• _Work item_:
Reproduce the records below exactly, leaving their images out.

• _Data records for software interfaces_:
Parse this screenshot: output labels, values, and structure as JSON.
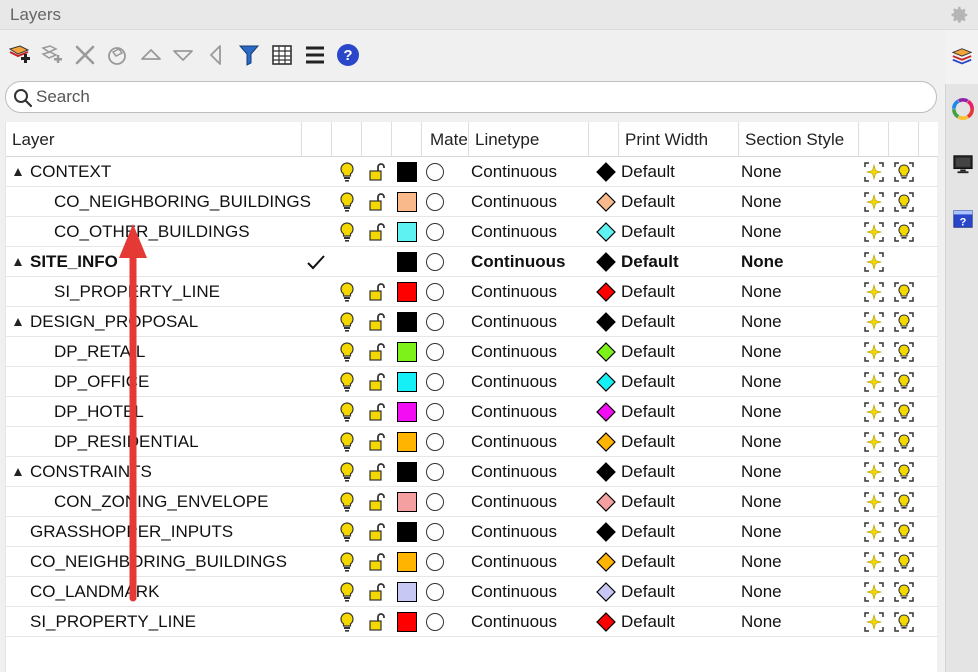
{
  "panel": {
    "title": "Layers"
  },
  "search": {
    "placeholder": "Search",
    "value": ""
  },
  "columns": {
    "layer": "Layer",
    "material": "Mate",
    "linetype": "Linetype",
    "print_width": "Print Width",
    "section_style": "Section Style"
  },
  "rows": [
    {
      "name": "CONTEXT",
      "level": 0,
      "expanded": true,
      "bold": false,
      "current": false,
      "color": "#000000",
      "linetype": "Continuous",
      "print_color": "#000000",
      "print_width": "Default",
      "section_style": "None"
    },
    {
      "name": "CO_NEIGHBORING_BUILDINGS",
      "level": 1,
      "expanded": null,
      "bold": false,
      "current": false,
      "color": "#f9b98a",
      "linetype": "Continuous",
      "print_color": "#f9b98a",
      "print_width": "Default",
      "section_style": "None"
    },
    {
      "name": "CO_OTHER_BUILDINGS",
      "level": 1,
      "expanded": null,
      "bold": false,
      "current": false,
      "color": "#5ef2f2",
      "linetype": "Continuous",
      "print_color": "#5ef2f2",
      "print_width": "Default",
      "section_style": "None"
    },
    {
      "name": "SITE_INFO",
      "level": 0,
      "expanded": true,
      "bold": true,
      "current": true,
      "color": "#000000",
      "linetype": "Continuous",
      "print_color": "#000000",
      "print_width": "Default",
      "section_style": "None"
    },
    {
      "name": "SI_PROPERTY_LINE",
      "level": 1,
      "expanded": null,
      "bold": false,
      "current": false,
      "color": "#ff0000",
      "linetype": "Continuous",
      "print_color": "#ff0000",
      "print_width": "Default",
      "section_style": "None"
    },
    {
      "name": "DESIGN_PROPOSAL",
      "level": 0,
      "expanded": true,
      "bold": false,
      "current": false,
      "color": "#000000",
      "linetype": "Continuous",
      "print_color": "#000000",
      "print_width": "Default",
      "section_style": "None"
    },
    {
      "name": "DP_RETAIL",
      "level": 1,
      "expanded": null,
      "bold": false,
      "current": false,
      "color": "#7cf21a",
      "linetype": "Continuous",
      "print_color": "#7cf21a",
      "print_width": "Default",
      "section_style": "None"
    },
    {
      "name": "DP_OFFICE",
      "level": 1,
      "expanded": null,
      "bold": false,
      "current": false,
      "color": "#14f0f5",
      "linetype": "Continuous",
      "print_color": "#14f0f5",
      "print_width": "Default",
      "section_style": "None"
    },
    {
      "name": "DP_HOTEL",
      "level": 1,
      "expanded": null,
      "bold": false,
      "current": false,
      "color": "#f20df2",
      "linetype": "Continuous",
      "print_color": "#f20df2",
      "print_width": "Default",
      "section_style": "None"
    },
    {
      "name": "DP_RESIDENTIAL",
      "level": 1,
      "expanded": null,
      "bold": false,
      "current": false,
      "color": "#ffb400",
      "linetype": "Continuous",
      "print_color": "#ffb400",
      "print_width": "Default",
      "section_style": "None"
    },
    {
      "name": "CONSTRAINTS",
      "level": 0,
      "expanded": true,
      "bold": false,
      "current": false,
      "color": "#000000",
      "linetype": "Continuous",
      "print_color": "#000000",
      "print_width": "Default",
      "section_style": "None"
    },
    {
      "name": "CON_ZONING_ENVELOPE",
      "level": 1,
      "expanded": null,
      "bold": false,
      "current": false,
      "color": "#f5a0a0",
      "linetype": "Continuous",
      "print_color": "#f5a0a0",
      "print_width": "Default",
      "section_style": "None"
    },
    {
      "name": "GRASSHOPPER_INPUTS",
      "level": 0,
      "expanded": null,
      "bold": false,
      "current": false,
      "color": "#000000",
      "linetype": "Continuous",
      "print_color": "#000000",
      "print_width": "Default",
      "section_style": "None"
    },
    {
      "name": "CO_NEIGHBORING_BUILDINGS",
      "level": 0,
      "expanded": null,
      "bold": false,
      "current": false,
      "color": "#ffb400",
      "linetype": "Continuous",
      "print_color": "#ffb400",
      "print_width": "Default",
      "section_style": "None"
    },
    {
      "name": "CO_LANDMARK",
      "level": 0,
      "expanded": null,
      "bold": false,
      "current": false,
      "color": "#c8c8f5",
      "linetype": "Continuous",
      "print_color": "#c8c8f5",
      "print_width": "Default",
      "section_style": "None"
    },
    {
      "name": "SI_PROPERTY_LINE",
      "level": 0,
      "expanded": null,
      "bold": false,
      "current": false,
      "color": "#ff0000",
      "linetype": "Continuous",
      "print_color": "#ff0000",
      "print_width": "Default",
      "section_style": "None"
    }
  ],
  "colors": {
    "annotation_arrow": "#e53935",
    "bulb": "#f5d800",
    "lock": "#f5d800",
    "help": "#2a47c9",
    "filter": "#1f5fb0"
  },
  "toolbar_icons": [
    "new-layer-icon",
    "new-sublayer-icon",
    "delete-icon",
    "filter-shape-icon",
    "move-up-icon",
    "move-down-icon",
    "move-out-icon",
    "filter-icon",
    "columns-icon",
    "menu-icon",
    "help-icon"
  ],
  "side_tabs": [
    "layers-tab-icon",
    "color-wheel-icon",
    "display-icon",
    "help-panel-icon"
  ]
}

• _Exercise response_:
Parse this screenshot: output labels, values, and structure as JSON.
{
  "panel": {
    "title": "Layers"
  },
  "search": {
    "placeholder": "Search",
    "value": ""
  },
  "columns": {
    "layer": "Layer",
    "material": "Mate",
    "linetype": "Linetype",
    "print_width": "Print Width",
    "section_style": "Section Style"
  },
  "rows": [
    {
      "name": "CONTEXT",
      "level": 0,
      "expanded": true,
      "bold": false,
      "current": false,
      "color": "#000000",
      "linetype": "Continuous",
      "print_color": "#000000",
      "print_width": "Default",
      "section_style": "None"
    },
    {
      "name": "CO_NEIGHBORING_BUILDINGS",
      "level": 1,
      "expanded": null,
      "bold": false,
      "current": false,
      "color": "#f9b98a",
      "linetype": "Continuous",
      "print_color": "#f9b98a",
      "print_width": "Default",
      "section_style": "None"
    },
    {
      "name": "CO_OTHER_BUILDINGS",
      "level": 1,
      "expanded": null,
      "bold": false,
      "current": false,
      "color": "#5ef2f2",
      "linetype": "Continuous",
      "print_color": "#5ef2f2",
      "print_width": "Default",
      "section_style": "None"
    },
    {
      "name": "SITE_INFO",
      "level": 0,
      "expanded": true,
      "bold": true,
      "current": true,
      "color": "#000000",
      "linetype": "Continuous",
      "print_color": "#000000",
      "print_width": "Default",
      "section_style": "None"
    },
    {
      "name": "SI_PROPERTY_LINE",
      "level": 1,
      "expanded": null,
      "bold": false,
      "current": false,
      "color": "#ff0000",
      "linetype": "Continuous",
      "print_color": "#ff0000",
      "print_width": "Default",
      "section_style": "None"
    },
    {
      "name": "DESIGN_PROPOSAL",
      "level": 0,
      "expanded": true,
      "bold": false,
      "current": false,
      "color": "#000000",
      "linetype": "Continuous",
      "print_color": "#000000",
      "print_width": "Default",
      "section_style": "None"
    },
    {
      "name": "DP_RETAIL",
      "level": 1,
      "expanded": null,
      "bold": false,
      "current": false,
      "color": "#7cf21a",
      "linetype": "Continuous",
      "print_color": "#7cf21a",
      "print_width": "Default",
      "section_style": "None"
    },
    {
      "name": "DP_OFFICE",
      "level": 1,
      "expanded": null,
      "bold": false,
      "current": false,
      "color": "#14f0f5",
      "linetype": "Continuous",
      "print_color": "#14f0f5",
      "print_width": "Default",
      "section_style": "None"
    },
    {
      "name": "DP_HOTEL",
      "level": 1,
      "expanded": null,
      "bold": false,
      "current": false,
      "color": "#f20df2",
      "linetype": "Continuous",
      "print_color": "#f20df2",
      "print_width": "Default",
      "section_style": "None"
    },
    {
      "name": "DP_RESIDENTIAL",
      "level": 1,
      "expanded": null,
      "bold": false,
      "current": false,
      "color": "#ffb400",
      "linetype": "Continuous",
      "print_color": "#ffb400",
      "print_width": "Default",
      "section_style": "None"
    },
    {
      "name": "CONSTRAINTS",
      "level": 0,
      "expanded": true,
      "bold": false,
      "current": false,
      "color": "#000000",
      "linetype": "Continuous",
      "print_color": "#000000",
      "print_width": "Default",
      "section_style": "None"
    },
    {
      "name": "CON_ZONING_ENVELOPE",
      "level": 1,
      "expanded": null,
      "bold": false,
      "current": false,
      "color": "#f5a0a0",
      "linetype": "Continuous",
      "print_color": "#f5a0a0",
      "print_width": "Default",
      "section_style": "None"
    },
    {
      "name": "GRASSHOPPER_INPUTS",
      "level": 0,
      "expanded": null,
      "bold": false,
      "current": false,
      "color": "#000000",
      "linetype": "Continuous",
      "print_color": "#000000",
      "print_width": "Default",
      "section_style": "None"
    },
    {
      "name": "CO_NEIGHBORING_BUILDINGS",
      "level": 0,
      "expanded": null,
      "bold": false,
      "current": false,
      "color": "#ffb400",
      "linetype": "Continuous",
      "print_color": "#ffb400",
      "print_width": "Default",
      "section_style": "None"
    },
    {
      "name": "CO_LANDMARK",
      "level": 0,
      "expanded": null,
      "bold": false,
      "current": false,
      "color": "#c8c8f5",
      "linetype": "Continuous",
      "print_color": "#c8c8f5",
      "print_width": "Default",
      "section_style": "None"
    },
    {
      "name": "SI_PROPERTY_LINE",
      "level": 0,
      "expanded": null,
      "bold": false,
      "current": false,
      "color": "#ff0000",
      "linetype": "Continuous",
      "print_color": "#ff0000",
      "print_width": "Default",
      "section_style": "None"
    }
  ],
  "colors": {
    "annotation_arrow": "#e53935",
    "bulb": "#f5d800",
    "lock": "#f5d800",
    "help": "#2a47c9",
    "filter": "#1f5fb0"
  },
  "toolbar_icons": [
    "new-layer-icon",
    "new-sublayer-icon",
    "delete-icon",
    "filter-shape-icon",
    "move-up-icon",
    "move-down-icon",
    "move-out-icon",
    "filter-icon",
    "columns-icon",
    "menu-icon",
    "help-icon"
  ],
  "side_tabs": [
    "layers-tab-icon",
    "color-wheel-icon",
    "display-icon",
    "help-panel-icon"
  ]
}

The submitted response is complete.